In this post, we’re going to talk about something that‘s changed over the years and has become something of a lost art in the music business – Artist Development.
Originally, the concept of Artist Development in the music business was pretty simple, and for the most part just what the name described.
Basically, a label, management company, publishing company or other entity would find an artist whose potential they believed in, but might not be ready for prime time, and they’d commit to helping develop and grow that artists career in hope of a future return on their investment.
Companies could lose money for years before things started to click, develop a following, and earn a return, if they ever did at all. It was costly and time consuming, but the idea was that this type of system would create career artists, resulting in more money for the label down the line.
As time went on, large corporate companies began to consolidate the music industry, and results were expected much more quickly.
Given all that continues to change with the business, what’s the state of artist development today?
In today’s music business, there seems to be even much less devoted to artist development, if at all.
Record labels are being exceedingly careful with who they sign, and have to ensure they get some form of return from any investment they make. And with so few deals going around, they can afford to be even more careful with their money.
So if the labels aren’t going to be the architects of artist development, then who is?
Today, most labels expect artists to have momentum and followings before they ever consider signing them. They’re looking for the do it yourselfers, specifically talent that’s proactive, entrepreneurial, and has proven to have a great work ethic.
Sure, there’s always the unknown, undeniable, diamond in the rough talent that comes along and blows people away, but most labels today are in the hunt for talent that’s already achieved a certain level of success on their own.
This means that artist development is mostly being delegated to managers, indie labels, publishers, and the artists themselves.
So what can you do on your own?
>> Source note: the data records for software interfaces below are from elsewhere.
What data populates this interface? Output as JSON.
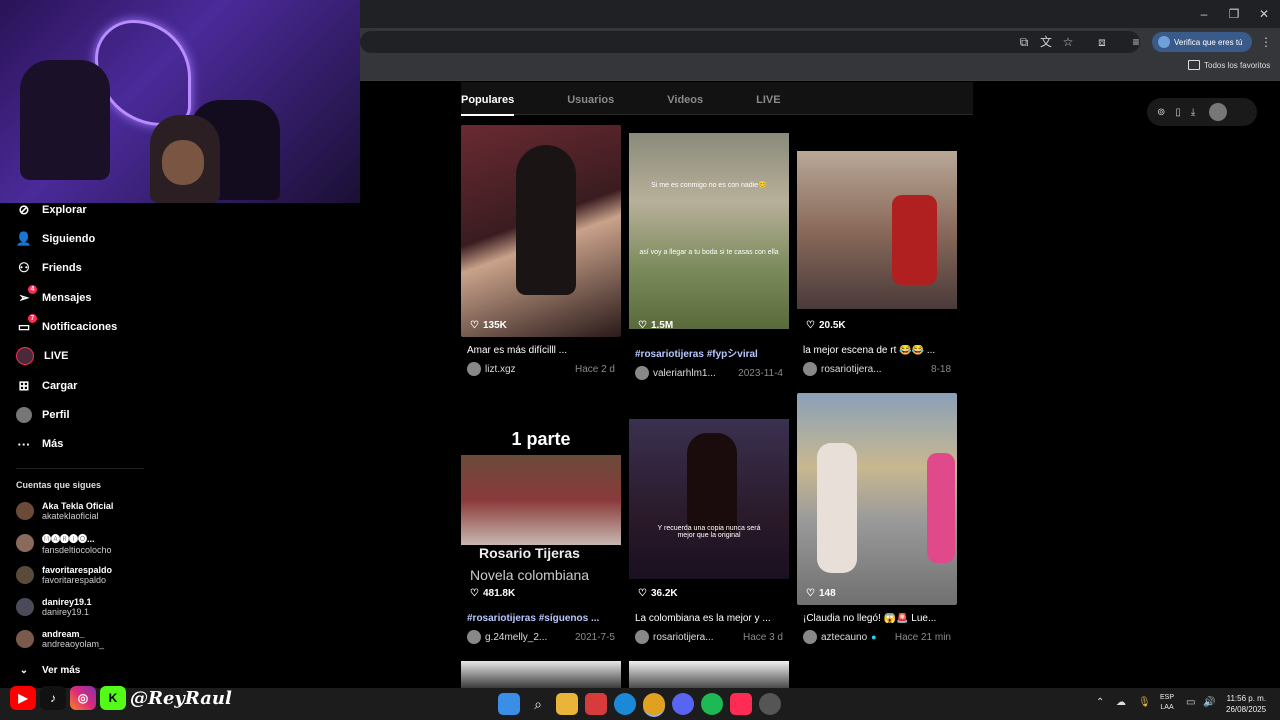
{
  "browser": {
    "verify_label": "Verifica que eres tú",
    "favorites_label": "Todos los favoritos"
  },
  "sidebar": {
    "items": [
      {
        "label": "Explorar",
        "icon": "compass-icon"
      },
      {
        "label": "Siguiendo",
        "icon": "following-icon"
      },
      {
        "label": "Friends",
        "icon": "friends-icon"
      },
      {
        "label": "Mensajes",
        "icon": "messages-icon",
        "badge": "4"
      },
      {
        "label": "Notificaciones",
        "icon": "notifications-icon",
        "badge": "7"
      },
      {
        "label": "LIVE",
        "icon": "live-icon"
      },
      {
        "label": "Cargar",
        "icon": "upload-icon"
      },
      {
        "label": "Perfil",
        "icon": "profile-icon"
      },
      {
        "label": "Más",
        "icon": "more-icon"
      }
    ],
    "following_title": "Cuentas que sigues",
    "accounts": [
      {
        "name": "Aka Tekla Oficial",
        "handle": "akateklaoficial"
      },
      {
        "name": "🅜🅐🅡🅘🅞...",
        "handle": "fansdeltiocolocho"
      },
      {
        "name": "favoritarespaldo",
        "handle": "favoritarespaldo"
      },
      {
        "name": "danirey19.1",
        "handle": "danirey19.1"
      },
      {
        "name": "andream_",
        "handle": "andreaoyolam_"
      }
    ],
    "see_more": "Ver más"
  },
  "tabs": [
    {
      "label": "Populares",
      "active": true
    },
    {
      "label": "Usuarios",
      "active": false
    },
    {
      "label": "Videos",
      "active": false
    },
    {
      "label": "LIVE",
      "active": false
    }
  ],
  "videos": [
    {
      "likes": "135K",
      "caption": "Amar es más difícilll ...",
      "user": "lizt.xgz",
      "date": "Hace 2 d"
    },
    {
      "likes": "1.5M",
      "caption": "#rosariotijeras #fypシviral",
      "user": "valeriarhlm1...",
      "date": "2023-11-4",
      "overlay1": "Si me es conmigo no es con nadie😊",
      "overlay2": "así voy a llegar a tu boda si te casas con ella"
    },
    {
      "likes": "20.5K",
      "caption": "la mejor escena de rt 😂😂 ...",
      "user": "rosariotijera...",
      "date": "8-18"
    },
    {
      "likes": "481.8K",
      "caption": "#rosariotijeras #síguenos ...",
      "user": "g.24melly_2...",
      "date": "2021-7-5",
      "title": "1 parte",
      "sub1": "Rosario  Tijeras",
      "sub2": "Novela colombiana"
    },
    {
      "likes": "36.2K",
      "caption": "La colombiana es la mejor y ...",
      "user": "rosariotijera...",
      "date": "Hace 3 d",
      "overlay1": "Y recuerda una copia nunca será mejor que la original"
    },
    {
      "likes": "148",
      "caption": "¡Claudia no llegó! 😱🚨 Lue...",
      "user": "aztecauno",
      "date": "Hace 21 min"
    }
  ],
  "stream": {
    "handle": "@ReyRaul"
  },
  "taskbar": {
    "lang1": "ESP",
    "lang2": "LAA",
    "time": "11:56 p. m.",
    "date": "26/08/2025"
  },
  "colors": {
    "accent": "#fe2c55",
    "background": "#000000"
  }
}
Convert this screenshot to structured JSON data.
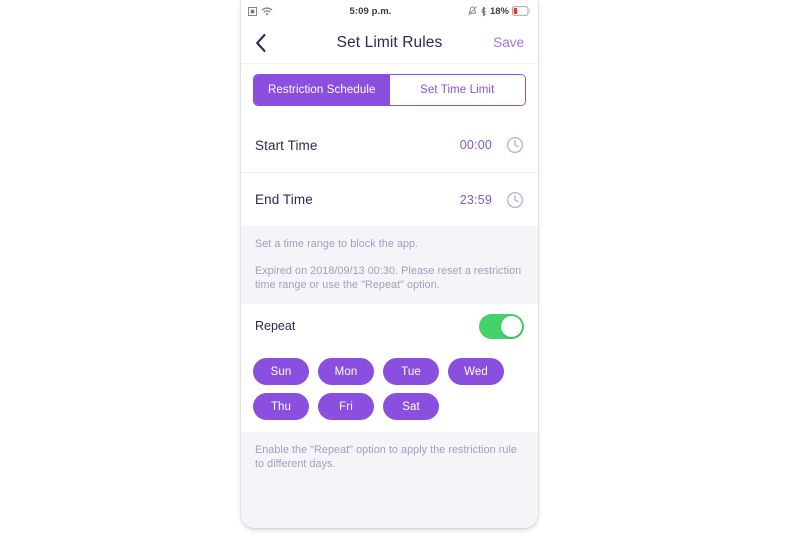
{
  "status_bar": {
    "left_icons": [
      "sim-card-icon",
      "wifi-icon"
    ],
    "time": "5:09 p.m.",
    "right_icons": [
      "mute-bell-icon",
      "bluetooth-icon"
    ],
    "battery_percent": "18%",
    "battery_icon": "battery-low-icon"
  },
  "header": {
    "back_icon": "chevron-left-icon",
    "title": "Set Limit Rules",
    "save_label": "Save"
  },
  "segmented": {
    "tabs": [
      {
        "label": "Restriction Schedule",
        "active": true
      },
      {
        "label": "Set Time Limit",
        "active": false
      }
    ]
  },
  "time_rows": [
    {
      "label": "Start Time",
      "value": "00:00",
      "icon": "clock-icon"
    },
    {
      "label": "End Time",
      "value": "23:59",
      "icon": "clock-icon"
    }
  ],
  "info_top": {
    "line1": "Set a time range to block the app.",
    "line2": "Expired on 2018/09/13 00:30. Please reset a restriction time range or use the \"Repeat\" option."
  },
  "repeat": {
    "label": "Repeat",
    "enabled": true,
    "toggle_on_color": "#45d268"
  },
  "days": {
    "row1": [
      {
        "label": "Sun",
        "selected": true
      },
      {
        "label": "Mon",
        "selected": true
      },
      {
        "label": "Tue",
        "selected": true
      },
      {
        "label": "Wed",
        "selected": true
      }
    ],
    "row2": [
      {
        "label": "Thu",
        "selected": true
      },
      {
        "label": "Fri",
        "selected": true
      },
      {
        "label": "Sat",
        "selected": true
      }
    ]
  },
  "info_bottom": {
    "line1": "Enable the \"Repeat\" option to apply the restriction rule to different days."
  },
  "colors": {
    "accent_purple": "#8a4fdf",
    "value_purple": "#8257cf",
    "title_navy": "#2d2a52",
    "muted_purple": "#a49dc0",
    "toggle_green": "#45d268",
    "section_gray": "#f5f4f8"
  }
}
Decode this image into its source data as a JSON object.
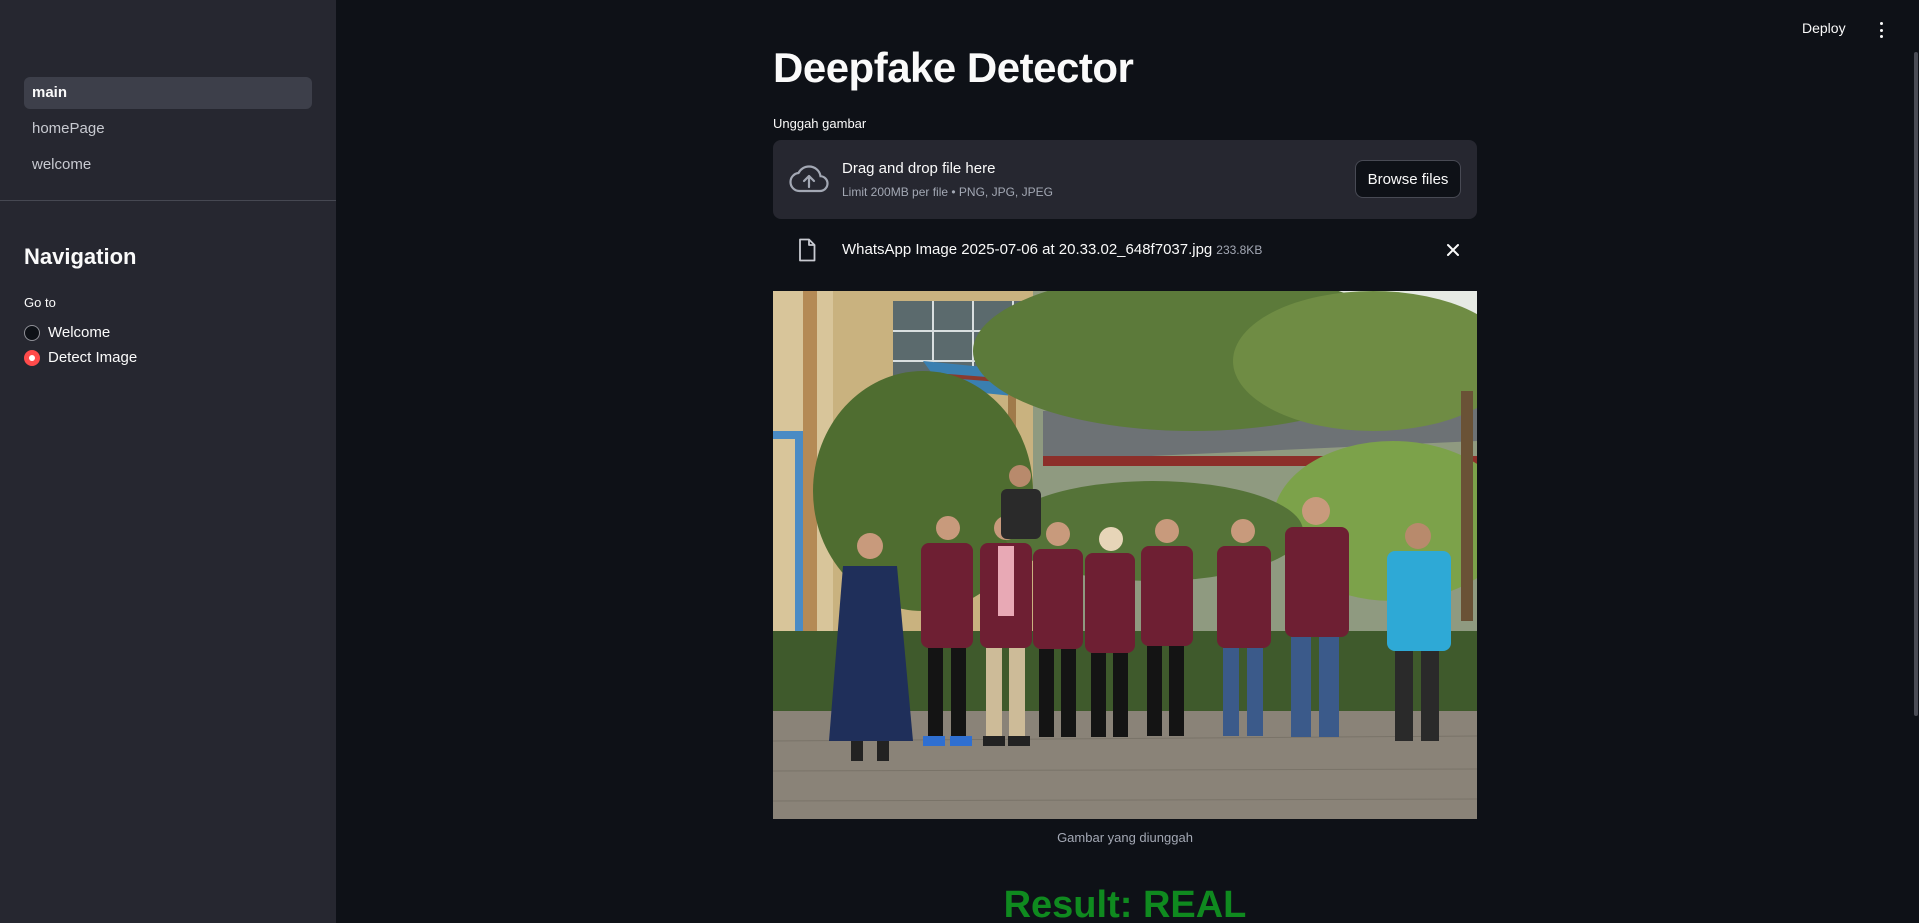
{
  "sidebar": {
    "pages": [
      {
        "label": "main",
        "active": true
      },
      {
        "label": "homePage",
        "active": false
      },
      {
        "label": "welcome",
        "active": false
      }
    ],
    "nav_title": "Navigation",
    "goto_label": "Go to",
    "radio_options": [
      {
        "label": "Welcome",
        "checked": false
      },
      {
        "label": "Detect Image",
        "checked": true
      }
    ]
  },
  "header": {
    "deploy_label": "Deploy",
    "menu_icon": "kebab-menu-icon"
  },
  "main": {
    "title": "Deepfake Detector",
    "upload_label": "Unggah gambar",
    "dropzone": {
      "title": "Drag and drop file here",
      "subtitle": "Limit 200MB per file • PNG, JPG, JPEG",
      "browse_label": "Browse files",
      "icon": "cloud-upload-icon"
    },
    "file": {
      "name": "WhatsApp Image 2025-07-06 at 20.33.02_648f7037.jpg",
      "size": "233.8KB",
      "icon": "file-icon"
    },
    "image_caption": "Gambar yang diunggah",
    "result": "Result: REAL"
  },
  "colors": {
    "background": "#0e1117",
    "sidebar": "#262730",
    "accent": "#ff4b4b",
    "result": "#0f8a1f"
  }
}
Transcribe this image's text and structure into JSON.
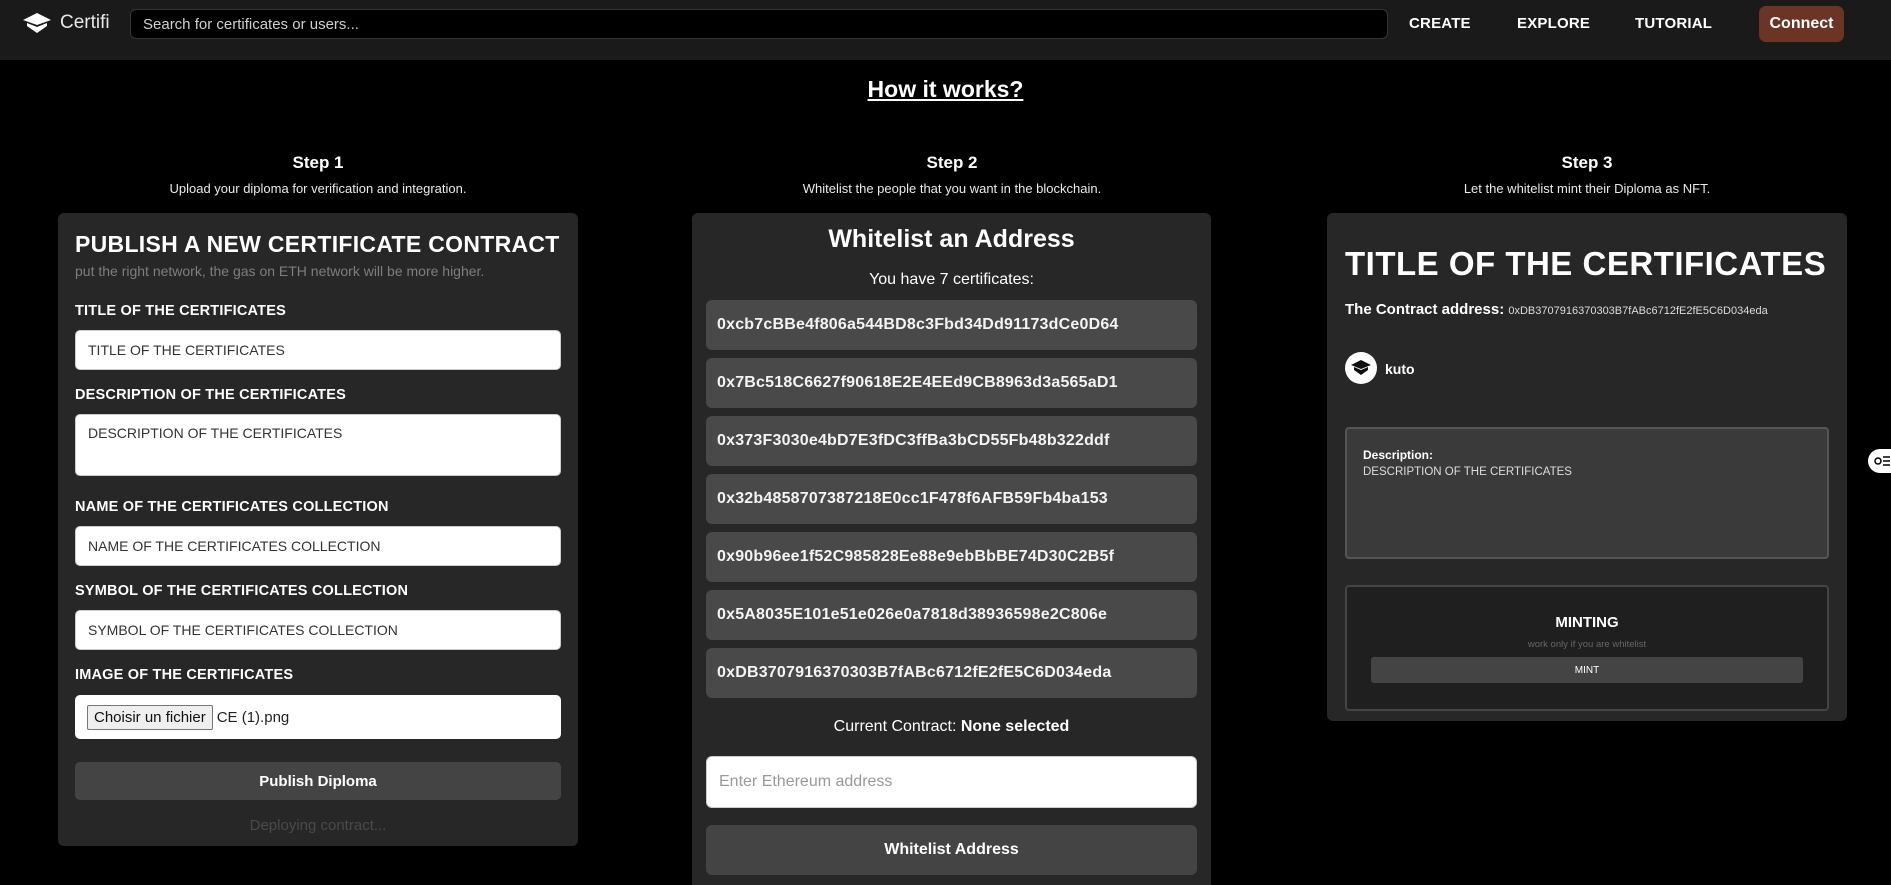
{
  "nav": {
    "logo_text": "Certifi",
    "search_placeholder": "Search for certificates or users...",
    "links": [
      "CREATE",
      "EXPLORE",
      "TUTORIAL"
    ],
    "connect_label": "Connect",
    "connect_color": "#6b3424"
  },
  "how_it_works": "How it works?",
  "steps": [
    {
      "title": "Step 1",
      "desc": "Upload your diploma for verification and integration."
    },
    {
      "title": "Step 2",
      "desc": "Whitelist the people that you want in the blockchain."
    },
    {
      "title": "Step 3",
      "desc": "Let the whitelist mint their Diploma as NFT."
    }
  ],
  "publish": {
    "title": "PUBLISH A NEW CERTIFICATE CONTRACT",
    "subtitle": "put the right network, the gas on ETH network will be more higher.",
    "fields": [
      {
        "label": "TITLE OF THE CERTIFICATES",
        "value": "TITLE OF THE CERTIFICATES"
      },
      {
        "label": "DESCRIPTION OF THE CERTIFICATES",
        "value": "DESCRIPTION OF THE CERTIFICATES"
      },
      {
        "label": "NAME OF THE CERTIFICATES COLLECTION",
        "value": "NAME OF THE CERTIFICATES COLLECTION"
      },
      {
        "label": "SYMBOL OF THE CERTIFICATES COLLECTION",
        "value": "SYMBOL OF THE CERTIFICATES COLLECTION"
      }
    ],
    "image_label": "IMAGE OF THE CERTIFICATES",
    "file_button": "Choisir un fichier",
    "file_name": "CE (1).png",
    "button": "Publish Diploma",
    "status": "Deploying contract..."
  },
  "whitelist": {
    "title": "Whitelist an Address",
    "count_text": "You have 7 certificates:",
    "addresses": [
      "0xcb7cBBe4f806a544BD8c3Fbd34Dd91173dCe0D64",
      "0x7Bc518C6627f90618E2E4EEd9CB8963d3a565aD1",
      "0x373F3030e4bD7E3fDC3ffBa3bCD55Fb48b322ddf",
      "0x32b4858707387218E0cc1F478f6AFB59Fb4ba153",
      "0x90b96ee1f52C985828Ee88e9ebBbBE74D30C2B5f",
      "0x5A8035E101e51e026e0a7818d38936598e2C806e",
      "0xDB3707916370303B7fABc6712fE2fE5C6D034eda"
    ],
    "current_label": "Current Contract:",
    "current_value": "None selected",
    "input_placeholder": "Enter Ethereum address",
    "button": "Whitelist Address"
  },
  "certificate": {
    "title": "TITLE OF THE CERTIFICATES",
    "contract_label": "The Contract address:",
    "contract_address": "0xDB3707916370303B7fABc6712fE2fE5C6D034eda",
    "username": "kuto",
    "description_label": "Description:",
    "description_value": "DESCRIPTION OF THE CERTIFICATES",
    "minting_title": "MINTING",
    "minting_sub": "work only if you are whitelist",
    "mint_button": "MINT"
  }
}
That’s hard to answer because there is no one answer. Artist development is an exceedingly illusive thing; mainly because there’s no one set thing that makes an artist or band successful. Every artist is different.
Every artist, label and executive needs to be approached on a case-by-case basis. Each has their own methods, needs and requirements, and that’s why it’s imperative to step up your game, educate yourself, and figure out your plan of attack beforehand.
That’s why we created Music Career Blueprint; to help guide and educate you, and give you access to a library of tools, content and insider knowledge to help you improve your game.
Developing or choosing the right repertoire, working on your image, putting the right lineup together, touring, marketing, social media, voice lessons, these are just a few examples of the things you can do, the list goes on and on.
But at the end of the day, first and foremost, it still comes back to the music.
Music is the most important thing.
(sections taken from Music Career Blueprint – the eBook)